Updated: February 2020

The term ‘sciatica’ describes a sharp pain felt along one of the two sciatic nerve pathways. It starts out in your lower back or buttock and radiates down your leg as far as your foot. The pain can become very debilitating, as it is triggered by movement, felt when sitting and can make it difficult to walk. If you have sciatica, it is therefore important to know about the measures that can help to relieve the pain, and to know when you should see a doctor.

A slipped disc: the main cause of sciatica

In the vast majority of cases, sciatic pain is caused by a herniated (‘slipped’) disc. The expression ‘slipped disc’ is used to describe a problem affecting one of the inter-vertebral discs that act as shock absorbers for your spine. If the disc cracks, its soft core can escape and form a hernia (a bulge).

With sciatica, this herniated disc begins to press on one of the sciatic nerve roots. This compression, and the inflammation that occurs around the nerve root together cause pain. The sciatic nerve travels down both legs.
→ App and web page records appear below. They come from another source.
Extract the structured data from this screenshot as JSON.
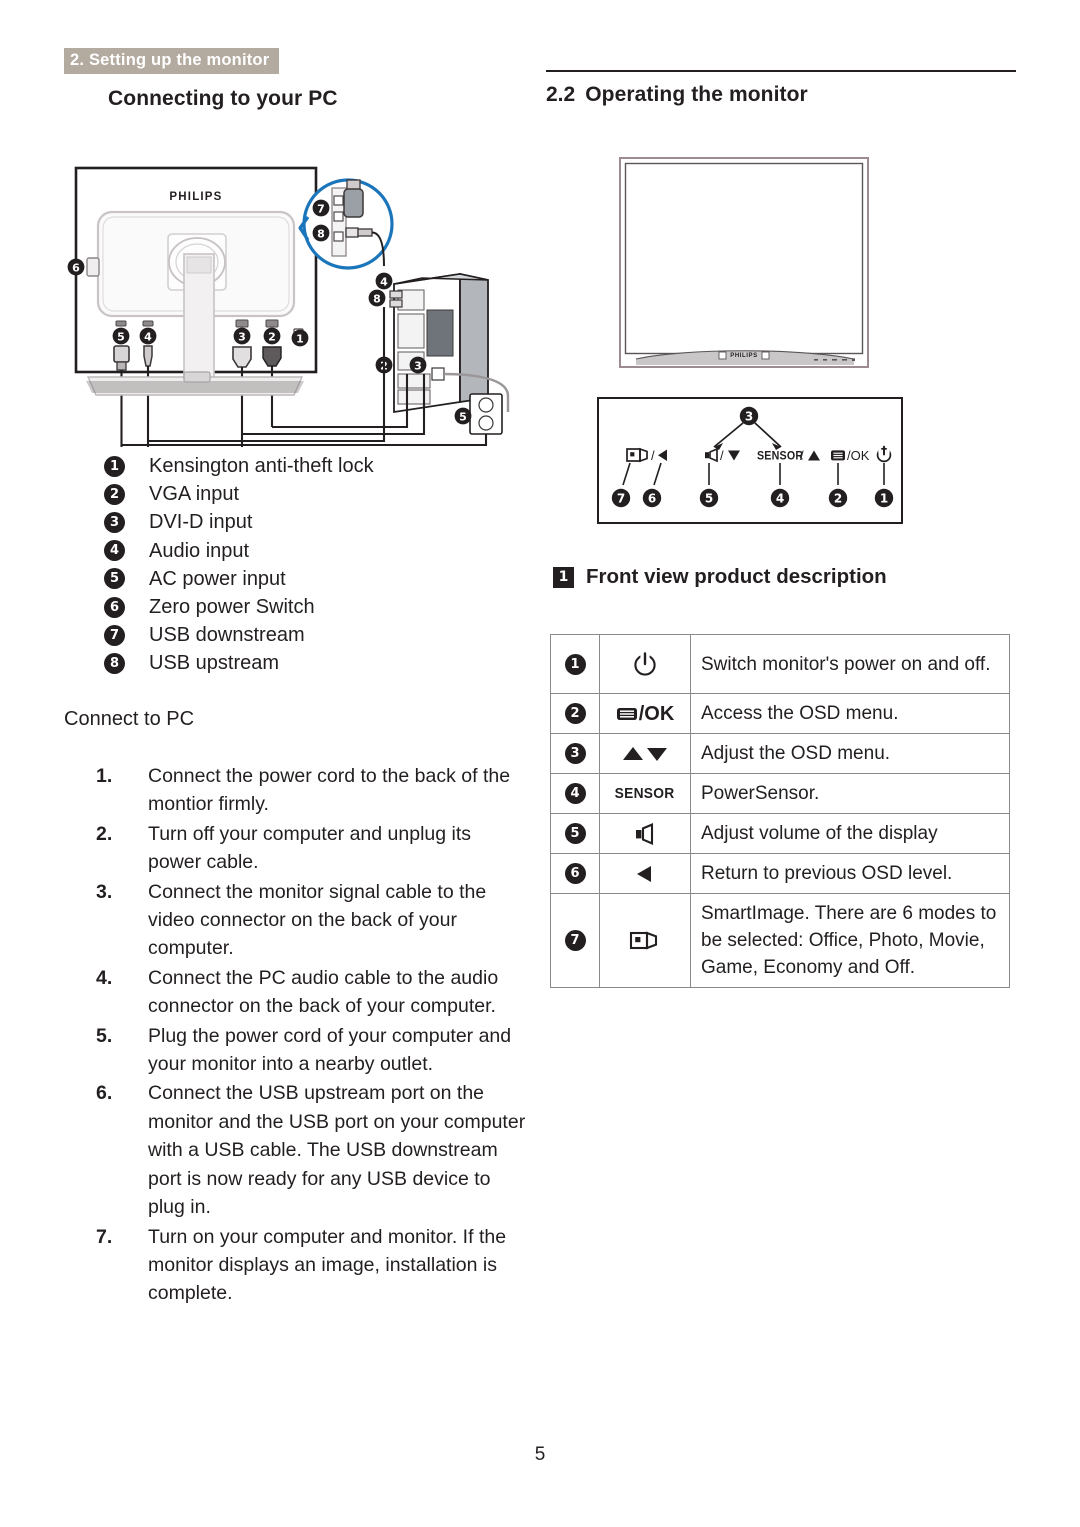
{
  "header": {
    "banner": "2. Setting up the monitor"
  },
  "left": {
    "heading": "Connecting to your PC",
    "diagram": {
      "brand": "PHILIPS",
      "callout_labels": [
        "7",
        "8"
      ],
      "monitor_port_labels": [
        "1",
        "2",
        "3",
        "4",
        "5",
        "6"
      ],
      "pc_labels": [
        "2",
        "3",
        "4",
        "5",
        "8"
      ]
    },
    "legend": [
      {
        "num": "1",
        "label": "Kensington anti-theft lock"
      },
      {
        "num": "2",
        "label": "VGA input"
      },
      {
        "num": "3",
        "label": "DVI-D input"
      },
      {
        "num": "4",
        "label": "Audio input"
      },
      {
        "num": "5",
        "label": "AC power input"
      },
      {
        "num": "6",
        "label": "Zero power Switch"
      },
      {
        "num": "7",
        "label": "USB downstream"
      },
      {
        "num": "8",
        "label": "USB upstream"
      }
    ],
    "connect_subhead": "Connect to PC",
    "steps": [
      {
        "num": "1.",
        "text": "Connect the power cord to the back of the montior firmly."
      },
      {
        "num": "2.",
        "text": "Turn off your computer and unplug its power cable."
      },
      {
        "num": "3.",
        "text": "Connect the monitor signal cable to the video connector on the back of your computer."
      },
      {
        "num": "4.",
        "text": "Connect the PC audio cable to the audio connector on the back of your computer."
      },
      {
        "num": "5.",
        "text": "Plug the power cord of your computer and your monitor into a nearby outlet."
      },
      {
        "num": "6.",
        "text": "Connect the USB upstream port on the monitor and the USB port on your computer with a USB cable. The USB downstream port is now ready for any USB device to plug in."
      },
      {
        "num": "7.",
        "text": "Turn on your computer and monitor. If the monitor displays an image, installation is complete."
      }
    ]
  },
  "right": {
    "section_number": "2.2",
    "heading": "Operating the monitor",
    "front_monitor_brand": "PHILIPS",
    "osd_callout": {
      "top_label": "3",
      "buttons": [
        {
          "num": "7",
          "glyph": "smartimage/left"
        },
        {
          "num": "6",
          "glyph": "left-arrow"
        },
        {
          "num": "5",
          "glyph": "volume/down"
        },
        {
          "num": "4",
          "glyph": "SENSOR /up"
        },
        {
          "num": "2",
          "glyph": "menu/OK"
        },
        {
          "num": "1",
          "glyph": "power"
        }
      ],
      "label_7": "/",
      "label_6": "/",
      "label_5": "/",
      "label_4": "SENSOR /",
      "label_2": "/OK",
      "label_1": "power"
    },
    "front_view": {
      "marker": "1",
      "title": "Front view product description"
    },
    "table": [
      {
        "num": "1",
        "icon": "power-icon",
        "icon_text": "",
        "desc": "Switch monitor's power on and off."
      },
      {
        "num": "2",
        "icon": "menu-ok-icon",
        "icon_text": "/OK",
        "desc": "Access the OSD menu."
      },
      {
        "num": "3",
        "icon": "up-down-arrows-icon",
        "icon_text": "",
        "desc": "Adjust the OSD menu."
      },
      {
        "num": "4",
        "icon": "sensor-label-icon",
        "icon_text": "SENSOR",
        "desc": "PowerSensor."
      },
      {
        "num": "5",
        "icon": "volume-icon",
        "icon_text": "",
        "desc": "Adjust volume of the display"
      },
      {
        "num": "6",
        "icon": "left-arrow-icon",
        "icon_text": "",
        "desc": "Return to previous OSD level."
      },
      {
        "num": "7",
        "icon": "smartimage-icon",
        "icon_text": "",
        "desc": "SmartImage. There are 6 modes to be selected: Office, Photo, Movie, Game, Economy and Off."
      }
    ]
  },
  "footer": {
    "page_number": "5"
  },
  "colors": {
    "banner_bg": "#b3aaa0",
    "banner_text": "#ffffff",
    "body_text": "#231f20",
    "callout_blue": "#1b75bb",
    "table_border": "#8a8a8a"
  }
}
It is the widest and longest nerve in the body, as it begins in the spine and extends downward via the buttocks, the backs of the legs and the knees, until it reaches the toes.
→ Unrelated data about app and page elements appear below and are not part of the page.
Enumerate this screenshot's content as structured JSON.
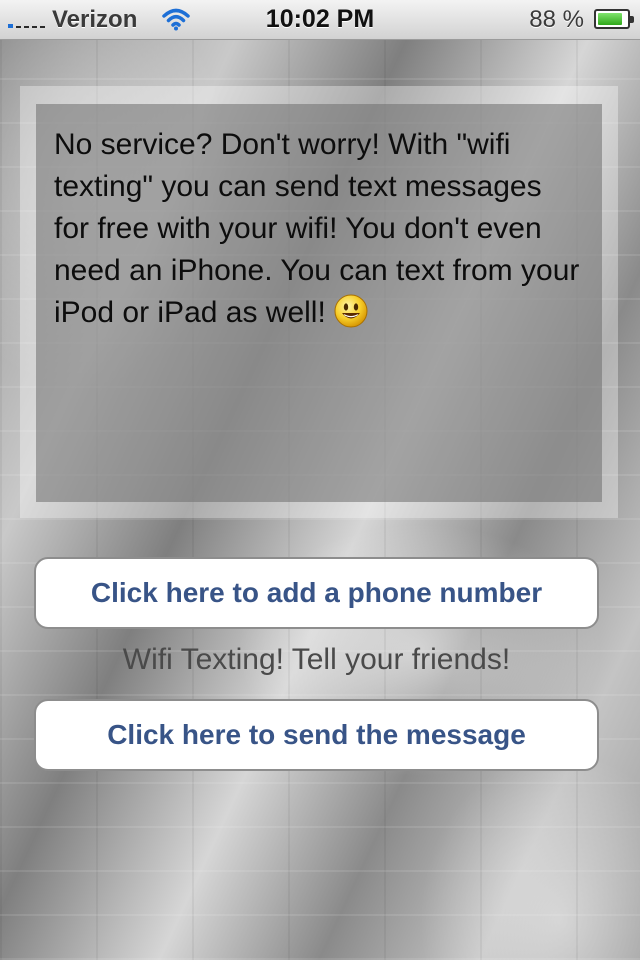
{
  "status_bar": {
    "carrier": "Verizon",
    "time": "10:02 PM",
    "battery_percent_label": "88 %",
    "battery_level": 0.88,
    "icons": [
      "signal-icon",
      "wifi-icon",
      "battery-icon"
    ]
  },
  "message_panel": {
    "text": "No service? Don't worry! With \"wifi texting\" you can send text messages for free with your wifi! You don't even need an iPhone. You can text from your iPod or iPad as well!",
    "emoji_icon": "smiley-face-icon"
  },
  "buttons": {
    "add_phone": "Click here to add a phone number",
    "send_message": "Click here to send the message"
  },
  "tagline": "Wifi Texting! Tell your friends!",
  "colors": {
    "button_text": "#385487",
    "battery_fill": "#2fa81a",
    "signal_active": "#1d6fd6"
  }
}
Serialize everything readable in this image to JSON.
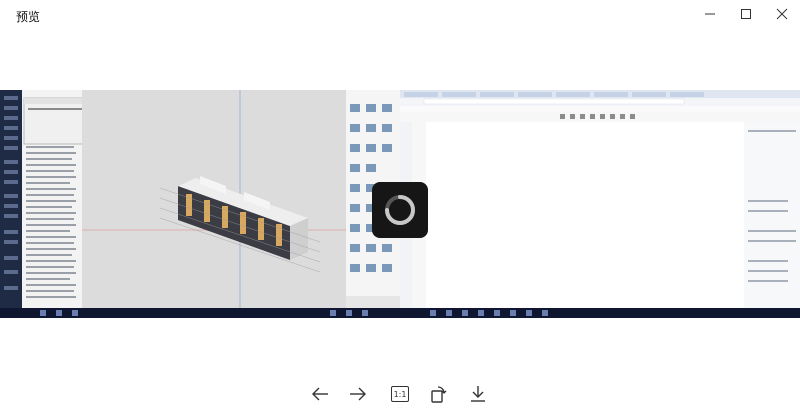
{
  "window": {
    "title": "预览",
    "controls": {
      "minimize_icon": "minimize-icon",
      "maximize_icon": "maximize-icon",
      "close_icon": "close-icon"
    }
  },
  "toolbar": {
    "zoom_actual_label": "1:1",
    "buttons": [
      {
        "name": "previous-button",
        "icon": "arrow-left-icon"
      },
      {
        "name": "next-button",
        "icon": "arrow-right-icon"
      },
      {
        "name": "actual-size-button",
        "icon": "one-to-one-icon"
      },
      {
        "name": "rotate-button",
        "icon": "rotate-icon"
      },
      {
        "name": "download-button",
        "icon": "download-icon"
      }
    ]
  },
  "preview": {
    "loading_icon": "loading-spinner-icon"
  },
  "colors": {
    "spinner_bg": "#161616",
    "spinner_ring": "#c8c8c8",
    "taskbar": "#0f1730"
  }
}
What should I do if I have sciatica?

If you have sciatica, it is important to talk to your doctor, who will try to find out what is causing it and then prescribe the appropriate treatment.

Treatment: how to relieve sciatica

The pain may initially be relieved by resting and applying an ice or heat pack to the painful area, as well as taking painkillers or anti-inflammatory drugs. While rest can be helpful for up to 24 to 48 hours, it is important to stay active, which will help you to heal more quickly. A course of physiotherapy may also help to strengthen your back.

There are also some other, drug-free methods of treating pain, such as the OMRON HeatTens range of pain relievers, which combine soothing heat with Transcutaneous Electrical Nerve Stimulation (TENS).

When is surgery necessary?

Most cases of sciatica get better within one or two months. However, if sciatica persists, comes back, or causes paralysis or disability, you may be offered surgery. Most of the time it is a case of fixing the hernia that is pressing on the sciatic nerve. An estimated 5% of sciatica cases are caused by a herniated disc that requires an operation.


References:

PassportSanté. Sciatica (neuralgia). Retrieved from www.passeportsante.net/fr/Maux/Problemes/Fiche.aspx?doc=sciatique_pm

PassportSanté. Symptoms, people at risk and risk factors of sciatica (neuralgia). Retrieved from www.passeportsante.net/fr/Maux/Problemes/Fiche.aspx?doc=sciatique-pm-symptomes-de-la-sciatique

E-Santé.fr. How to recognise a sciatica? Retrieved from www.e-sante.fr/comment-reconnaitre-sciatique/actualite/1388

Doctissimo.fr. Sciatica: from diagnosis to treatment. Retrieved from www.doctissimo.fr/html/dossiers/mal_de_dos/niv2/sciatique-mal-de-dos.html

Ainmelk, F. (2014). Suffering from sciatic nerf pains. Retrieved from www.chiropraticien.com/douleur/nerf-sciatique/

Dellus, S. (2018). Sciatica: how to relieve it? Retrieved from www.santemagazine.fr/traitement/medicaments/sciatique-comment-la-soulager-170624

Posturologie-essonne.fr (2018). Lumbago (low back pain) & sciatica. Retrieved from www.posturologie-essonne.fr/pathologies/lombalgie-sciatique/